Nick Herbert, the former Minister of State for Police and Criminal Justice, wrote about leaving the jurisidiction of the European Court of Human Rights for ConservativeHome this morning. He also appeared on the Today programme this morning, and said:
"I think it’s doubtful that this will comply with what the European Court of Human Rights wants, and it seems as if the Government is effectively just playing for time. And ironically one of the three options that the Government is going to put down today, which is that we retain the blanket ban, is something that it’s unlikely ministers will be able to either to advocate or vote for because it’s a breach of the ministerial code to advocate breaking the law, even though the Prime Minister himself said that there was no way this Government was going to give prisoners the vote and that it make him feel physically sick to even contemplate the idea."
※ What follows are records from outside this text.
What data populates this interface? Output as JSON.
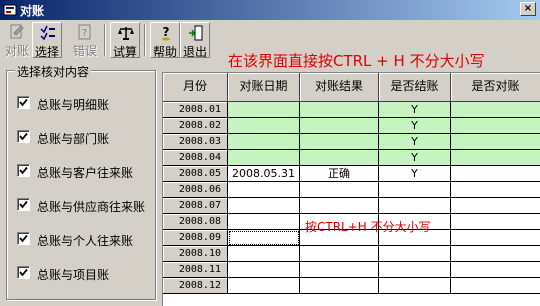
{
  "window": {
    "title": "对账",
    "close_glyph": "×"
  },
  "toolbar": {
    "buttons": [
      {
        "label": "对账",
        "icon": "reconcile-icon",
        "disabled": true
      },
      {
        "label": "选择",
        "icon": "select-list-icon",
        "disabled": false
      },
      {
        "label": "错误",
        "icon": "error-doc-icon",
        "disabled": true
      },
      {
        "label": "试算",
        "icon": "balance-scale-icon",
        "disabled": false
      },
      {
        "label": "帮助",
        "icon": "help-icon",
        "disabled": false
      },
      {
        "label": "退出",
        "icon": "exit-door-icon",
        "disabled": false
      }
    ]
  },
  "notice": "在该界面直接按CTRL + H 不分大小写",
  "group": {
    "title": "选择核对内容",
    "items": [
      {
        "label": "总账与明细账",
        "checked": true
      },
      {
        "label": "总账与部门账",
        "checked": true
      },
      {
        "label": "总账与客户往来账",
        "checked": true
      },
      {
        "label": "总账与供应商往来账",
        "checked": true
      },
      {
        "label": "总账与个人往来账",
        "checked": true
      },
      {
        "label": "总账与项目账",
        "checked": true
      }
    ]
  },
  "grid": {
    "columns": [
      "月份",
      "对账日期",
      "对账结果",
      "是否结账",
      "是否对账"
    ],
    "rows": [
      {
        "month": "2008.01",
        "date": "",
        "result": "",
        "closed": "Y",
        "reconciled": "",
        "green": true
      },
      {
        "month": "2008.02",
        "date": "",
        "result": "",
        "closed": "Y",
        "reconciled": "",
        "green": true
      },
      {
        "month": "2008.03",
        "date": "",
        "result": "",
        "closed": "Y",
        "reconciled": "",
        "green": true
      },
      {
        "month": "2008.04",
        "date": "",
        "result": "",
        "closed": "Y",
        "reconciled": "",
        "green": true
      },
      {
        "month": "2008.05",
        "date": "2008.05.31",
        "result": "正确",
        "closed": "Y",
        "reconciled": "",
        "green": false
      },
      {
        "month": "2008.06",
        "date": "",
        "result": "",
        "closed": "",
        "reconciled": "",
        "green": false
      },
      {
        "month": "2008.07",
        "date": "",
        "result": "",
        "closed": "",
        "reconciled": "",
        "green": false
      },
      {
        "month": "2008.08",
        "date": "",
        "result": "",
        "closed": "",
        "reconciled": "",
        "green": false
      },
      {
        "month": "2008.09",
        "date": "",
        "result": "",
        "closed": "",
        "reconciled": "",
        "green": false
      },
      {
        "month": "2008.10",
        "date": "",
        "result": "",
        "closed": "",
        "reconciled": "",
        "green": false
      },
      {
        "month": "2008.11",
        "date": "",
        "result": "",
        "closed": "",
        "reconciled": "",
        "green": false
      },
      {
        "month": "2008.12",
        "date": "",
        "result": "",
        "closed": "",
        "reconciled": "",
        "green": false
      }
    ],
    "note": "按CTRL+H 不分大小写"
  },
  "colors": {
    "highlight_row": "#c6f4c0",
    "notice_red": "#e00000",
    "title_bar": "#0a246a"
  }
}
"…historically we have always decided that it is wrong that prisoners of any kind other than remand prisoners should be given the vote, and now we have a supranational court deciding on, I think, the spurious grounds that this is a human right that prisoners should be required to have the vote, seeking to override the views of our elected House of Commons. And I disagree that it’s a human right: I think it is a civic right, and I think it is entirely up to the House of Commons if people have committed such a serious offence."
Dominic Raab, a former Foreign Office and international criminal lawyer who worked for David Davis and Dominic Grieve in opposition, argued that Britain would not face any serious backlash for reaffirming its opposition to prisoner voting:
"I think what will happen is that the case will go back to the Strasbourg court, it will remain an unimplemented ruling, it will go to the Committee of Ministers. The Committee of Ministers, by the way, have been calling on Strasbourg to meddle less. There’s no fines, there’s no enforceable compensation orders, there’s no realistic chance of getting kicked out of the Council of Europe. I think that the worst we’ll get is a light diplomatic rap on the knuckles."
Bob Neill, the former Local Government Minister, who is also a former barrister, appeared on Radio 4's The World At One, arguing the European courts had not the right to overrule our sovereign Parliament:
"The treaty that we signed, the European Convention on Human Rights, recognises that the national parliament is sovereign. Parliament is the decider in these cases, not the European Court of Human Rights and so it should remain. … Those key protections – the right to liberty, freedom from arbitrary arrest – that's one thing. But telling individual countries how to run their voting systems goes beyond what most people in this country would regard as the proper purpose of human rights."